Copy down the listing below exactly. Do not include pictures.

━━━━━━━━━━━━━━━━━━━━

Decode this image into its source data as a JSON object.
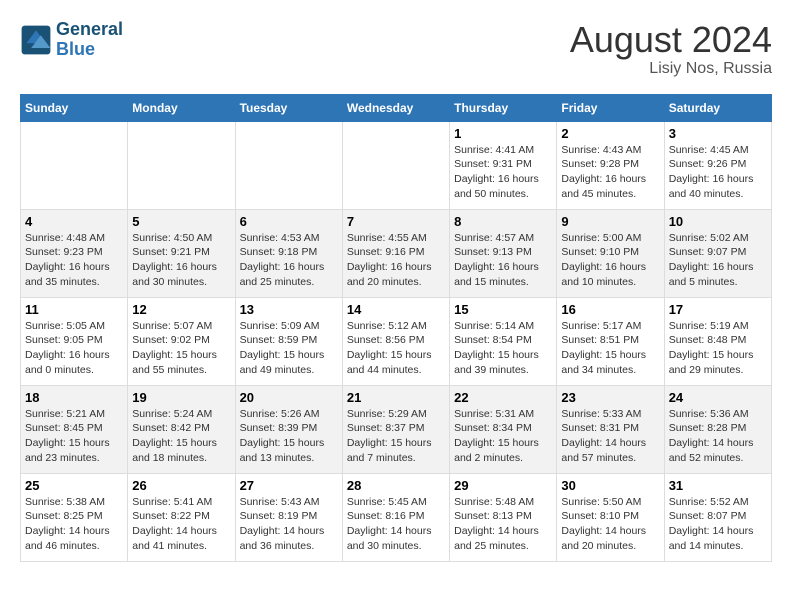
{
  "header": {
    "logo_line1": "General",
    "logo_line2": "Blue",
    "main_title": "August 2024",
    "sub_title": "Lisiy Nos, Russia"
  },
  "days_of_week": [
    "Sunday",
    "Monday",
    "Tuesday",
    "Wednesday",
    "Thursday",
    "Friday",
    "Saturday"
  ],
  "weeks": [
    [
      {
        "day": "",
        "content": ""
      },
      {
        "day": "",
        "content": ""
      },
      {
        "day": "",
        "content": ""
      },
      {
        "day": "",
        "content": ""
      },
      {
        "day": "1",
        "content": "Sunrise: 4:41 AM\nSunset: 9:31 PM\nDaylight: 16 hours\nand 50 minutes."
      },
      {
        "day": "2",
        "content": "Sunrise: 4:43 AM\nSunset: 9:28 PM\nDaylight: 16 hours\nand 45 minutes."
      },
      {
        "day": "3",
        "content": "Sunrise: 4:45 AM\nSunset: 9:26 PM\nDaylight: 16 hours\nand 40 minutes."
      }
    ],
    [
      {
        "day": "4",
        "content": "Sunrise: 4:48 AM\nSunset: 9:23 PM\nDaylight: 16 hours\nand 35 minutes."
      },
      {
        "day": "5",
        "content": "Sunrise: 4:50 AM\nSunset: 9:21 PM\nDaylight: 16 hours\nand 30 minutes."
      },
      {
        "day": "6",
        "content": "Sunrise: 4:53 AM\nSunset: 9:18 PM\nDaylight: 16 hours\nand 25 minutes."
      },
      {
        "day": "7",
        "content": "Sunrise: 4:55 AM\nSunset: 9:16 PM\nDaylight: 16 hours\nand 20 minutes."
      },
      {
        "day": "8",
        "content": "Sunrise: 4:57 AM\nSunset: 9:13 PM\nDaylight: 16 hours\nand 15 minutes."
      },
      {
        "day": "9",
        "content": "Sunrise: 5:00 AM\nSunset: 9:10 PM\nDaylight: 16 hours\nand 10 minutes."
      },
      {
        "day": "10",
        "content": "Sunrise: 5:02 AM\nSunset: 9:07 PM\nDaylight: 16 hours\nand 5 minutes."
      }
    ],
    [
      {
        "day": "11",
        "content": "Sunrise: 5:05 AM\nSunset: 9:05 PM\nDaylight: 16 hours\nand 0 minutes."
      },
      {
        "day": "12",
        "content": "Sunrise: 5:07 AM\nSunset: 9:02 PM\nDaylight: 15 hours\nand 55 minutes."
      },
      {
        "day": "13",
        "content": "Sunrise: 5:09 AM\nSunset: 8:59 PM\nDaylight: 15 hours\nand 49 minutes."
      },
      {
        "day": "14",
        "content": "Sunrise: 5:12 AM\nSunset: 8:56 PM\nDaylight: 15 hours\nand 44 minutes."
      },
      {
        "day": "15",
        "content": "Sunrise: 5:14 AM\nSunset: 8:54 PM\nDaylight: 15 hours\nand 39 minutes."
      },
      {
        "day": "16",
        "content": "Sunrise: 5:17 AM\nSunset: 8:51 PM\nDaylight: 15 hours\nand 34 minutes."
      },
      {
        "day": "17",
        "content": "Sunrise: 5:19 AM\nSunset: 8:48 PM\nDaylight: 15 hours\nand 29 minutes."
      }
    ],
    [
      {
        "day": "18",
        "content": "Sunrise: 5:21 AM\nSunset: 8:45 PM\nDaylight: 15 hours\nand 23 minutes."
      },
      {
        "day": "19",
        "content": "Sunrise: 5:24 AM\nSunset: 8:42 PM\nDaylight: 15 hours\nand 18 minutes."
      },
      {
        "day": "20",
        "content": "Sunrise: 5:26 AM\nSunset: 8:39 PM\nDaylight: 15 hours\nand 13 minutes."
      },
      {
        "day": "21",
        "content": "Sunrise: 5:29 AM\nSunset: 8:37 PM\nDaylight: 15 hours\nand 7 minutes."
      },
      {
        "day": "22",
        "content": "Sunrise: 5:31 AM\nSunset: 8:34 PM\nDaylight: 15 hours\nand 2 minutes."
      },
      {
        "day": "23",
        "content": "Sunrise: 5:33 AM\nSunset: 8:31 PM\nDaylight: 14 hours\nand 57 minutes."
      },
      {
        "day": "24",
        "content": "Sunrise: 5:36 AM\nSunset: 8:28 PM\nDaylight: 14 hours\nand 52 minutes."
      }
    ],
    [
      {
        "day": "25",
        "content": "Sunrise: 5:38 AM\nSunset: 8:25 PM\nDaylight: 14 hours\nand 46 minutes."
      },
      {
        "day": "26",
        "content": "Sunrise: 5:41 AM\nSunset: 8:22 PM\nDaylight: 14 hours\nand 41 minutes."
      },
      {
        "day": "27",
        "content": "Sunrise: 5:43 AM\nSunset: 8:19 PM\nDaylight: 14 hours\nand 36 minutes."
      },
      {
        "day": "28",
        "content": "Sunrise: 5:45 AM\nSunset: 8:16 PM\nDaylight: 14 hours\nand 30 minutes."
      },
      {
        "day": "29",
        "content": "Sunrise: 5:48 AM\nSunset: 8:13 PM\nDaylight: 14 hours\nand 25 minutes."
      },
      {
        "day": "30",
        "content": "Sunrise: 5:50 AM\nSunset: 8:10 PM\nDaylight: 14 hours\nand 20 minutes."
      },
      {
        "day": "31",
        "content": "Sunrise: 5:52 AM\nSunset: 8:07 PM\nDaylight: 14 hours\nand 14 minutes."
      }
    ]
  ]
}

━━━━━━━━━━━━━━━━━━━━

:: RESULT OF THE TASK ::
Decode this image into its source data as a JSON object.
{
  "header": {
    "logo_line1": "General",
    "logo_line2": "Blue",
    "main_title": "August 2024",
    "sub_title": "Lisiy Nos, Russia"
  },
  "days_of_week": [
    "Sunday",
    "Monday",
    "Tuesday",
    "Wednesday",
    "Thursday",
    "Friday",
    "Saturday"
  ],
  "weeks": [
    [
      {
        "day": "",
        "content": ""
      },
      {
        "day": "",
        "content": ""
      },
      {
        "day": "",
        "content": ""
      },
      {
        "day": "",
        "content": ""
      },
      {
        "day": "1",
        "content": "Sunrise: 4:41 AM\nSunset: 9:31 PM\nDaylight: 16 hours\nand 50 minutes."
      },
      {
        "day": "2",
        "content": "Sunrise: 4:43 AM\nSunset: 9:28 PM\nDaylight: 16 hours\nand 45 minutes."
      },
      {
        "day": "3",
        "content": "Sunrise: 4:45 AM\nSunset: 9:26 PM\nDaylight: 16 hours\nand 40 minutes."
      }
    ],
    [
      {
        "day": "4",
        "content": "Sunrise: 4:48 AM\nSunset: 9:23 PM\nDaylight: 16 hours\nand 35 minutes."
      },
      {
        "day": "5",
        "content": "Sunrise: 4:50 AM\nSunset: 9:21 PM\nDaylight: 16 hours\nand 30 minutes."
      },
      {
        "day": "6",
        "content": "Sunrise: 4:53 AM\nSunset: 9:18 PM\nDaylight: 16 hours\nand 25 minutes."
      },
      {
        "day": "7",
        "content": "Sunrise: 4:55 AM\nSunset: 9:16 PM\nDaylight: 16 hours\nand 20 minutes."
      },
      {
        "day": "8",
        "content": "Sunrise: 4:57 AM\nSunset: 9:13 PM\nDaylight: 16 hours\nand 15 minutes."
      },
      {
        "day": "9",
        "content": "Sunrise: 5:00 AM\nSunset: 9:10 PM\nDaylight: 16 hours\nand 10 minutes."
      },
      {
        "day": "10",
        "content": "Sunrise: 5:02 AM\nSunset: 9:07 PM\nDaylight: 16 hours\nand 5 minutes."
      }
    ],
    [
      {
        "day": "11",
        "content": "Sunrise: 5:05 AM\nSunset: 9:05 PM\nDaylight: 16 hours\nand 0 minutes."
      },
      {
        "day": "12",
        "content": "Sunrise: 5:07 AM\nSunset: 9:02 PM\nDaylight: 15 hours\nand 55 minutes."
      },
      {
        "day": "13",
        "content": "Sunrise: 5:09 AM\nSunset: 8:59 PM\nDaylight: 15 hours\nand 49 minutes."
      },
      {
        "day": "14",
        "content": "Sunrise: 5:12 AM\nSunset: 8:56 PM\nDaylight: 15 hours\nand 44 minutes."
      },
      {
        "day": "15",
        "content": "Sunrise: 5:14 AM\nSunset: 8:54 PM\nDaylight: 15 hours\nand 39 minutes."
      },
      {
        "day": "16",
        "content": "Sunrise: 5:17 AM\nSunset: 8:51 PM\nDaylight: 15 hours\nand 34 minutes."
      },
      {
        "day": "17",
        "content": "Sunrise: 5:19 AM\nSunset: 8:48 PM\nDaylight: 15 hours\nand 29 minutes."
      }
    ],
    [
      {
        "day": "18",
        "content": "Sunrise: 5:21 AM\nSunset: 8:45 PM\nDaylight: 15 hours\nand 23 minutes."
      },
      {
        "day": "19",
        "content": "Sunrise: 5:24 AM\nSunset: 8:42 PM\nDaylight: 15 hours\nand 18 minutes."
      },
      {
        "day": "20",
        "content": "Sunrise: 5:26 AM\nSunset: 8:39 PM\nDaylight: 15 hours\nand 13 minutes."
      },
      {
        "day": "21",
        "content": "Sunrise: 5:29 AM\nSunset: 8:37 PM\nDaylight: 15 hours\nand 7 minutes."
      },
      {
        "day": "22",
        "content": "Sunrise: 5:31 AM\nSunset: 8:34 PM\nDaylight: 15 hours\nand 2 minutes."
      },
      {
        "day": "23",
        "content": "Sunrise: 5:33 AM\nSunset: 8:31 PM\nDaylight: 14 hours\nand 57 minutes."
      },
      {
        "day": "24",
        "content": "Sunrise: 5:36 AM\nSunset: 8:28 PM\nDaylight: 14 hours\nand 52 minutes."
      }
    ],
    [
      {
        "day": "25",
        "content": "Sunrise: 5:38 AM\nSunset: 8:25 PM\nDaylight: 14 hours\nand 46 minutes."
      },
      {
        "day": "26",
        "content": "Sunrise: 5:41 AM\nSunset: 8:22 PM\nDaylight: 14 hours\nand 41 minutes."
      },
      {
        "day": "27",
        "content": "Sunrise: 5:43 AM\nSunset: 8:19 PM\nDaylight: 14 hours\nand 36 minutes."
      },
      {
        "day": "28",
        "content": "Sunrise: 5:45 AM\nSunset: 8:16 PM\nDaylight: 14 hours\nand 30 minutes."
      },
      {
        "day": "29",
        "content": "Sunrise: 5:48 AM\nSunset: 8:13 PM\nDaylight: 14 hours\nand 25 minutes."
      },
      {
        "day": "30",
        "content": "Sunrise: 5:50 AM\nSunset: 8:10 PM\nDaylight: 14 hours\nand 20 minutes."
      },
      {
        "day": "31",
        "content": "Sunrise: 5:52 AM\nSunset: 8:07 PM\nDaylight: 14 hours\nand 14 minutes."
      }
    ]
  ]
}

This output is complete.